Agritech Ethanol president Mark Lowe denied there would be pollution from the plant. ((Malcolm Pratt/CBC))

It was meant to be a celebration of another renewable energy coup for P.E.I., but the provincial Green Party turned up to protest the idea of building an ethanol plant in Georgetown.

'It's a lot better than burning fossil fuels.' —Mark Lowe, president, Agritech Ethanol

Provincial party leader Sharon Labchuk didn't wait for the question period at the end of the news conference before saying the plant, which would make the fuel additive from beets, would pollute the air and water of the eastern shore community.

Mark Lowe,the president of the company building the plant, took exception to Labchuk's charge.

"It's a lot better than burning fossil fuels," the Agritech Ethanol president said. "Just because it's new east of Ontario doesn't mean it's a bad thing. I think people who do not believe the plants are a good thing should visit plants."

Lowe said the plant would not create air pollution, while the water it used would be captured and reused.

'Net energy loss'

Following the news conference, Green Party member Hannah McKinnon continued the attack, telling CBC News producing ethanol takes more energy than is derived from the product.

"You have a net energy loss," said McKinnon, who holds a masters degree in biomedicine, bioscience and society from the London School of Economics. Typically, she said, producing ethanol requires burning more fossil fuels that is saved from the ethanol created.

"The ethanol market is still very dependent on the fossil fuel market," she said

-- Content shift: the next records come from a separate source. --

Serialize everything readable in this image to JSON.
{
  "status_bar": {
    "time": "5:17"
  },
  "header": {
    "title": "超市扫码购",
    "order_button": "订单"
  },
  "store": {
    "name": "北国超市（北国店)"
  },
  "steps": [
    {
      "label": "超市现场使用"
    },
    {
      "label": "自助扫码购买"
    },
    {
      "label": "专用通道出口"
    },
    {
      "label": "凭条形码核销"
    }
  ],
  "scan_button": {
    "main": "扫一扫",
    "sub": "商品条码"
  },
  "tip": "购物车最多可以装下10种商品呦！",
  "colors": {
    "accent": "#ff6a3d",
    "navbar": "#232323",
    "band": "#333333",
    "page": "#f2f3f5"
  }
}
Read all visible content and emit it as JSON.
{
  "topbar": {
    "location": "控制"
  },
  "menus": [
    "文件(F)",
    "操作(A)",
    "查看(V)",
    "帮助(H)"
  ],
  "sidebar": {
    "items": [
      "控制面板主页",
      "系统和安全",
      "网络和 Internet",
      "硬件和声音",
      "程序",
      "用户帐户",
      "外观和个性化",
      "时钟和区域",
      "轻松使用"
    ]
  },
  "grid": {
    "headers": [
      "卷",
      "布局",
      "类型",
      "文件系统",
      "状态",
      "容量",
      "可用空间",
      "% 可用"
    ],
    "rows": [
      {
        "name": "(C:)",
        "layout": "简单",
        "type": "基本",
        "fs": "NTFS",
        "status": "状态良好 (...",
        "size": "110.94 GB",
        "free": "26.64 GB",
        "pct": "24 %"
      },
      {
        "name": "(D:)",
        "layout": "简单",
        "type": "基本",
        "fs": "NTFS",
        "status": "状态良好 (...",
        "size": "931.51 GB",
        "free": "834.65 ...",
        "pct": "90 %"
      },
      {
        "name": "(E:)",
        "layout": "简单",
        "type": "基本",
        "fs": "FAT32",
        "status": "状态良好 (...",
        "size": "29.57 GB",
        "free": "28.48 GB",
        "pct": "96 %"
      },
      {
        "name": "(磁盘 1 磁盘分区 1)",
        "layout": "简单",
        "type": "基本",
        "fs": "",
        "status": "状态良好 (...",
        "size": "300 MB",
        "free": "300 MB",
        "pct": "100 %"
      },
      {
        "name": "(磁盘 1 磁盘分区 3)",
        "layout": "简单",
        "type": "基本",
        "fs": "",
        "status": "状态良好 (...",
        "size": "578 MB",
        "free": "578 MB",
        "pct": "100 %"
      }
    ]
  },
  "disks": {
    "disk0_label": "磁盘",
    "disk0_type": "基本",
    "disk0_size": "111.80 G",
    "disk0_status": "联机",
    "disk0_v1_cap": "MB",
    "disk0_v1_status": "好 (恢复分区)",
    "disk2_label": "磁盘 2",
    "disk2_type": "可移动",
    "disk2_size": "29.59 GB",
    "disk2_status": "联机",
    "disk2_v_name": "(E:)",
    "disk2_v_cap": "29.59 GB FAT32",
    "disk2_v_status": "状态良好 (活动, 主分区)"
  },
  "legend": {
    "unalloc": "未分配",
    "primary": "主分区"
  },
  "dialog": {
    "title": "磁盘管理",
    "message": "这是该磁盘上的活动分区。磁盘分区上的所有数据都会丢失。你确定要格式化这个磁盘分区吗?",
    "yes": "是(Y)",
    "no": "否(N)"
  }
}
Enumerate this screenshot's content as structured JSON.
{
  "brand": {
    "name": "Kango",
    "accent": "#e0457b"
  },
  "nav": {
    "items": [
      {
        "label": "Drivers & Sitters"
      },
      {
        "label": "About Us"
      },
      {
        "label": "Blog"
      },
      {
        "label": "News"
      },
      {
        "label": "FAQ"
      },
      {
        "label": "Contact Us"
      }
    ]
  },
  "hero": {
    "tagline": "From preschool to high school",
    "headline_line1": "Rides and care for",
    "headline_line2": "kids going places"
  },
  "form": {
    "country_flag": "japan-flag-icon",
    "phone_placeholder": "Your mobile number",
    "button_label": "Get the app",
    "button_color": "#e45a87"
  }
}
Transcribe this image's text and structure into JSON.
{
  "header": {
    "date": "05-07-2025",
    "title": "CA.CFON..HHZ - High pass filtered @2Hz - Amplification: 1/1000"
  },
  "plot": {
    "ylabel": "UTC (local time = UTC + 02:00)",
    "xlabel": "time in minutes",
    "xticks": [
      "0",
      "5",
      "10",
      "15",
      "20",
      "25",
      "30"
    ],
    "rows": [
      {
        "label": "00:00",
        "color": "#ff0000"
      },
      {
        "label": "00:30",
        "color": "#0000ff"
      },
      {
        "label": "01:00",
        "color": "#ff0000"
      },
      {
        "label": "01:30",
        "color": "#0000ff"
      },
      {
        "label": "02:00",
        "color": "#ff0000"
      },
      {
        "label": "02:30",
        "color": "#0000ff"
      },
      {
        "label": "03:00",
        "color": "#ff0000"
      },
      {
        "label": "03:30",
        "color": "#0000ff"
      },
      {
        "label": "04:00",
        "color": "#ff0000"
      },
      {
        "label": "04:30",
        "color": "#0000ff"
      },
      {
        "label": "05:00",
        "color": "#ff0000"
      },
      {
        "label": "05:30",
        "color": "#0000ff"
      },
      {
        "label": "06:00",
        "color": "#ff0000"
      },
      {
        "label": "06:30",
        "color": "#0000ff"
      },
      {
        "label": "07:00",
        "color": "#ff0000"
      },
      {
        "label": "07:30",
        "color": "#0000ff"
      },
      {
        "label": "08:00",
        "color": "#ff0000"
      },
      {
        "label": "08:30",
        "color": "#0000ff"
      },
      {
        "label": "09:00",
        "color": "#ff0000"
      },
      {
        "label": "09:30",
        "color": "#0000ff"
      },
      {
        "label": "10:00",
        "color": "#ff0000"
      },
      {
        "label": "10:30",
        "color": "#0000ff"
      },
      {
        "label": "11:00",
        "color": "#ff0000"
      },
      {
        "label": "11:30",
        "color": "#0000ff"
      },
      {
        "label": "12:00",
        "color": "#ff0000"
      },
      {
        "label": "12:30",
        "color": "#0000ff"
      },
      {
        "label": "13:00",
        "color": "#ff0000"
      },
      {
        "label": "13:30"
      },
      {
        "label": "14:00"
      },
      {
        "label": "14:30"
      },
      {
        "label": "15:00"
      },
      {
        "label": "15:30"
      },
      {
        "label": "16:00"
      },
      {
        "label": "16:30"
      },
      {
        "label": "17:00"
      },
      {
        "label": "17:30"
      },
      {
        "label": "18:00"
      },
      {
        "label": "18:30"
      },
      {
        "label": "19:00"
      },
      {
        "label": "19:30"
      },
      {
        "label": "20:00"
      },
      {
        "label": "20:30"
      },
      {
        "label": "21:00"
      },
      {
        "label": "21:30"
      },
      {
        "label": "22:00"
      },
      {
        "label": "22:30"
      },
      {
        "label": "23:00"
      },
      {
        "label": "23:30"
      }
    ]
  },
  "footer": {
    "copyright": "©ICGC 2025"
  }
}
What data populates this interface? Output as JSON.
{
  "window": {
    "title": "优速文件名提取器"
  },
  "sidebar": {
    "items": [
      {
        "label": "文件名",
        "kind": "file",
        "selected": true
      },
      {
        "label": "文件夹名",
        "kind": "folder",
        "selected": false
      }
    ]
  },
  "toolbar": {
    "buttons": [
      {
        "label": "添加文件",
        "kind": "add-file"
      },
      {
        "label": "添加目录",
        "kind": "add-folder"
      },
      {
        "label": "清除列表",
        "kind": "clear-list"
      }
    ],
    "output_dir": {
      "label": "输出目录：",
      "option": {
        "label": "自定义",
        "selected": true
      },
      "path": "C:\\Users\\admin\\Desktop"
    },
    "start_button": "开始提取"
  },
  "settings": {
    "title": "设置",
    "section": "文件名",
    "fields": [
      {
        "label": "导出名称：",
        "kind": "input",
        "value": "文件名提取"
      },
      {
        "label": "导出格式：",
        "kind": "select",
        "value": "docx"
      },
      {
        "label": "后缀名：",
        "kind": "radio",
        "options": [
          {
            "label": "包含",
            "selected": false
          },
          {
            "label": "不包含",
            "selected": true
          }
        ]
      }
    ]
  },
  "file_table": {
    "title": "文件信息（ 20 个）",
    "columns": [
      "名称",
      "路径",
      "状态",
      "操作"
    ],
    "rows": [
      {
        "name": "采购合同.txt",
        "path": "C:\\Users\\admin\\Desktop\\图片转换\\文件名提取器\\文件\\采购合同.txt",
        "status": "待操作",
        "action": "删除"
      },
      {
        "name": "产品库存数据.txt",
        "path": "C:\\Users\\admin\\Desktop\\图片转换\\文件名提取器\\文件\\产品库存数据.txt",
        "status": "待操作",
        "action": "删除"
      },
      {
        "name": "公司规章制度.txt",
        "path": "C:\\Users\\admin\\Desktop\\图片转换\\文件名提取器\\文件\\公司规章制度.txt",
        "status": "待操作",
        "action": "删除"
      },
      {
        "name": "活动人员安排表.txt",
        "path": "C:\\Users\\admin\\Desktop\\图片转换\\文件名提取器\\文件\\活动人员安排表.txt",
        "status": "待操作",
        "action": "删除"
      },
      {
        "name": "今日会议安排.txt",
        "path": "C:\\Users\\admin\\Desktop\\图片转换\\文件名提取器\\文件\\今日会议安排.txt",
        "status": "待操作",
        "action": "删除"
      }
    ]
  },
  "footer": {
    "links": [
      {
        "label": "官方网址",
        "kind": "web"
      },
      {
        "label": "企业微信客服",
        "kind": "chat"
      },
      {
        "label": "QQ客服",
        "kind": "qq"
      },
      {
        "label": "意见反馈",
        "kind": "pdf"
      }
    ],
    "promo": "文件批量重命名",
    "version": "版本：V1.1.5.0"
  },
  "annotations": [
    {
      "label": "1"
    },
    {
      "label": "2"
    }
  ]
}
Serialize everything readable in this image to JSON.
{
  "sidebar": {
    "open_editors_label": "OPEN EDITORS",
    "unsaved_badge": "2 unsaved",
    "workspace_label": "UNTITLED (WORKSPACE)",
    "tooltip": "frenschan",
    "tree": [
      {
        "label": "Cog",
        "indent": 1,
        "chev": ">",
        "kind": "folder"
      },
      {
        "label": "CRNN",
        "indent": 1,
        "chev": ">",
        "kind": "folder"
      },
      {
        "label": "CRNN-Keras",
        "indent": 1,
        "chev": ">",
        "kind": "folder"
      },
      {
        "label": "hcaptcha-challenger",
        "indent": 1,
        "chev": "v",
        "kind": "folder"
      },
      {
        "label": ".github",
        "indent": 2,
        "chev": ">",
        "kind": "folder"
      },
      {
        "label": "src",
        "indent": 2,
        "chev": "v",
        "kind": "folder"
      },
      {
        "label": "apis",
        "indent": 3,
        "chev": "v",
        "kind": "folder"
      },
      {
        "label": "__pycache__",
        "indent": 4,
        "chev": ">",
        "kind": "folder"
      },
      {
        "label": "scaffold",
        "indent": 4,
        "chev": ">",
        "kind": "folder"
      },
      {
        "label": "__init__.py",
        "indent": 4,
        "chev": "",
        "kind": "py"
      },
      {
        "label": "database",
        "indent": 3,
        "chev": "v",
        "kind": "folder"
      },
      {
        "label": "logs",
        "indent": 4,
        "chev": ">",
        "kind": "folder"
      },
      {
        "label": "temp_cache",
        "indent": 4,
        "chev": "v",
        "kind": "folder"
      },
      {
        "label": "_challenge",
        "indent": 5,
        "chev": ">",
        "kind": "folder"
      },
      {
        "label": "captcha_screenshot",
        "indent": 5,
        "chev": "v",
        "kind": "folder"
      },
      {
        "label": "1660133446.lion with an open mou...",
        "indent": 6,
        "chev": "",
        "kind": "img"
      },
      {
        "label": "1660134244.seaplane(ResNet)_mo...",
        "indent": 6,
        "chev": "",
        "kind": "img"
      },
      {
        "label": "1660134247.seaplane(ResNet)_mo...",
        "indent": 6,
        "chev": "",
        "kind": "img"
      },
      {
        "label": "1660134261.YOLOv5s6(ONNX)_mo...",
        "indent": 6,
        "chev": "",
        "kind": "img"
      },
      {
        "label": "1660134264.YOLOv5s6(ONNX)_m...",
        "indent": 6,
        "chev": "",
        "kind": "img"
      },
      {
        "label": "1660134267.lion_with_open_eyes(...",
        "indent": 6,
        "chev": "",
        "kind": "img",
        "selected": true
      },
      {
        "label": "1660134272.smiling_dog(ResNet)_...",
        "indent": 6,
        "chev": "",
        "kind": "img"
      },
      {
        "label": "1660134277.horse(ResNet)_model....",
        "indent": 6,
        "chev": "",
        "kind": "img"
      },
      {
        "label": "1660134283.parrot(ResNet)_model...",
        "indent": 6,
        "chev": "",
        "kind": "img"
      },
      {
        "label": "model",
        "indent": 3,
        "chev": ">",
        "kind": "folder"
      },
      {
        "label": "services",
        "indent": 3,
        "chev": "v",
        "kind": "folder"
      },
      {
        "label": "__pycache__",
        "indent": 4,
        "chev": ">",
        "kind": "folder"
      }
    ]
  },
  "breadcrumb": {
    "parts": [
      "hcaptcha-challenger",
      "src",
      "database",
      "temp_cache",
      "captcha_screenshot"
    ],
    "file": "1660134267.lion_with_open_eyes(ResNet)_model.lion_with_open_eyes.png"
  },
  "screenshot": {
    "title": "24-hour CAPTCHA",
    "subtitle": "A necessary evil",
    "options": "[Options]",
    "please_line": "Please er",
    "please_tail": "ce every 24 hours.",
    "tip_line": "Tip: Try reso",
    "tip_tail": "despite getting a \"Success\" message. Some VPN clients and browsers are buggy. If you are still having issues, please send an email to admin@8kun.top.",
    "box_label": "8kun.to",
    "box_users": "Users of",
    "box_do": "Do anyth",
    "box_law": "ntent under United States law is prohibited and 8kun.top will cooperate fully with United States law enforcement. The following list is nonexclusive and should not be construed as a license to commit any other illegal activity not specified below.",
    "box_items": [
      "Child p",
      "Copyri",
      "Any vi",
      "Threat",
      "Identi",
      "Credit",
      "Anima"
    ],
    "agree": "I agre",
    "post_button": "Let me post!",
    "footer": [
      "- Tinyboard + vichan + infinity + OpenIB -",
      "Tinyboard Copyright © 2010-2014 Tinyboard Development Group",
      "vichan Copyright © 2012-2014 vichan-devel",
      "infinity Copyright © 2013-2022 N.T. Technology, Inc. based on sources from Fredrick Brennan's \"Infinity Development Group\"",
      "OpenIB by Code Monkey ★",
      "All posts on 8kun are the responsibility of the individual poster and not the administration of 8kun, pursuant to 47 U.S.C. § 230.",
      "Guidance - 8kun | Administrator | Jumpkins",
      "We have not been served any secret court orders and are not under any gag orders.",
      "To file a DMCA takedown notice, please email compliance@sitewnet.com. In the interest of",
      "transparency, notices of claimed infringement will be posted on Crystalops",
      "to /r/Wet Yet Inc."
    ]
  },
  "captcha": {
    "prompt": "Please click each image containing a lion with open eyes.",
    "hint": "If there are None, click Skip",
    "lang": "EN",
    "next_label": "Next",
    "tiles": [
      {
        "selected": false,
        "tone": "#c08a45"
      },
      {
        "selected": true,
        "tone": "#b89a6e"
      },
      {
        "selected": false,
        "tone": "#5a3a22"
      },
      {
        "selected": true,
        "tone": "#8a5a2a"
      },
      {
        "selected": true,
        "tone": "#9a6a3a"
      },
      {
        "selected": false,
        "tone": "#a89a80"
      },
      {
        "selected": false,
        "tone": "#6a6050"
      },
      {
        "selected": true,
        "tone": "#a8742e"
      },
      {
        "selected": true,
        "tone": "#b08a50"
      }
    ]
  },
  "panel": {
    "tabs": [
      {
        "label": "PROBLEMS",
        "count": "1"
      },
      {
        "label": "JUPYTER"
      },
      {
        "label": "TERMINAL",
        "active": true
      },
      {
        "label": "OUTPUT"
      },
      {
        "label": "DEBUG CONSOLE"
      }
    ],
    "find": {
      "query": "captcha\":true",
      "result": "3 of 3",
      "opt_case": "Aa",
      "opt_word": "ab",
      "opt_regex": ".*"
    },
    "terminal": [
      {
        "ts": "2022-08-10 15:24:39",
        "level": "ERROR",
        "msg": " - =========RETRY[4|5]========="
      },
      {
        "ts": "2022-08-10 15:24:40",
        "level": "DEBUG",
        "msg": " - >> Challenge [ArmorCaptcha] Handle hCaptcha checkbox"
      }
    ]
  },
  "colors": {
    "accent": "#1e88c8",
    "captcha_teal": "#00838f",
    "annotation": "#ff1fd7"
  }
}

McKinnon added it will take a lot of land to supply beets to the plant, and worried growing so many beets could put a strain on farmland in the province.